I'm turning 30 this weekend. I know, right? My mom is having a private meltdown somewhere because if I'm 30, that means she is...
Thirty is a milestone year, and I think it deserves a bit of attention on this here bloggie. I have a great deal in my life to be thankful for and so much more to look forward to. Pretty much, I love being 30 already. Allow me this soliloquy...
I entered this world at a respectable 8 lbs 12 oz (thanks mom!). Shortly thereafter I intuitively learned to walk and feed myself and manipulate cookies out of older siblings. I was eventually brave enough to peel away from my mother's knee and begin kindergarten. I navigated the playground semi-successfully; got knocked down, got back up again, peed my pants during Heads-up 7-up, hated dodge ball, but secretly loved rainy days when we had to stay inside from recess and read. These are building blocks.I'm entering a whole new decade of my life, the one that I envision will be the most difficult and yet the most rewarding. I'm 30 after all, and I fully intend to act like it. I've been thinking a lot about what it means to age gracefully and I'm fighting back the pressure to look and feel the same as I did a decade ago. Truthfully, I'm not all that sad to see my 20's go. Sure, we had good times, but I'm more than ready to move on. I've given up many things that used to pressure me, including the need to be a super cute super young superhero mom. Rather, I've embraced the notion of simply being a mom to young kids. It's a small change, but has made a big difference. So you see, the older I become, the more I realize I am becoming the real me.
One endless summer I pretend-married my childhood best friend in a tree-house with a cracker jacks prize ring. I buried top secret treasures in my mother's garden intended to be found by future archeologists. I fought and played and fought with my brother. I ate endless quantities of my grandmother's tapioca pudding without guilt. I played outside everyday. Mostly barefoot. These are memories.
Somehow, some way, I survived Jr. High School. Although I did not emerge without scars. My eldest brother tolerated me enough to take me with him to Southeast Asia. It was terrifying, but that experience saved me. By my later teenage years I had started to turn into a somewhat respectable human being. Responsible. Studious (albeit not smart, per se). I gained a testimony of my Savior. I kissed a boy. I pierced my ears. I made real friends all before jumping out of the house and into University where being responsible, studious and popular only made you less than average. These are realities.
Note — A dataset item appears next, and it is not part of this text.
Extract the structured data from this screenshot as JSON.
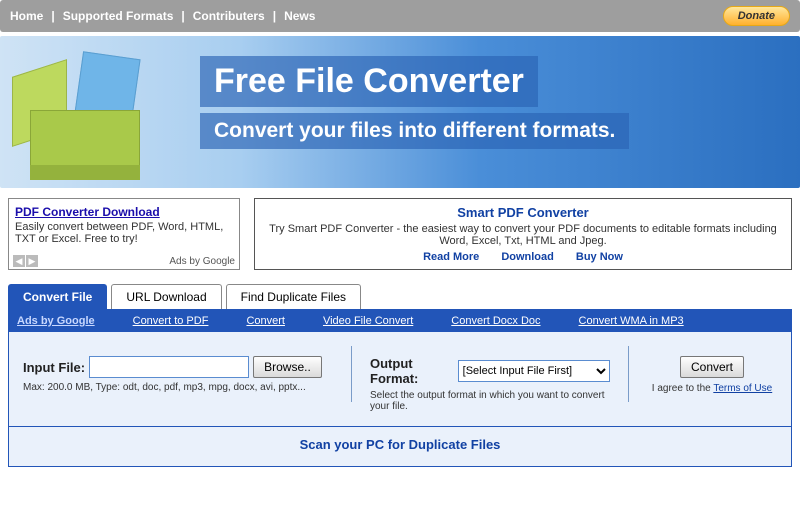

I had roommates way out of my league, a lucky good job, and drove an unfortunate old baby blue Mazda ironically named the bullet. I learned to cook on a cattle ranch. I traveled to Europe. Along the way I wrote a missionary and eventually he came home. For reasons I could not understand he was in love with me too and for once in my life I followed my heart instead of my head and said, yes. These are tender mercies.
We were poor, but it didn't matter. Still doesn't. I finished my studies and went right to work. My first job was a complete set back, but things eventually got better and doors opened that I didn't know existed. We moved away, but not that far. He went school. Plus more school. And now works for his dad :). We fought hard to save those things in marriage worth saving, and got rid of a few others that needed letting go. Along the way a few miracles happened and soon I will become a mom to a little girl who has stolen my heart completely. This is my future.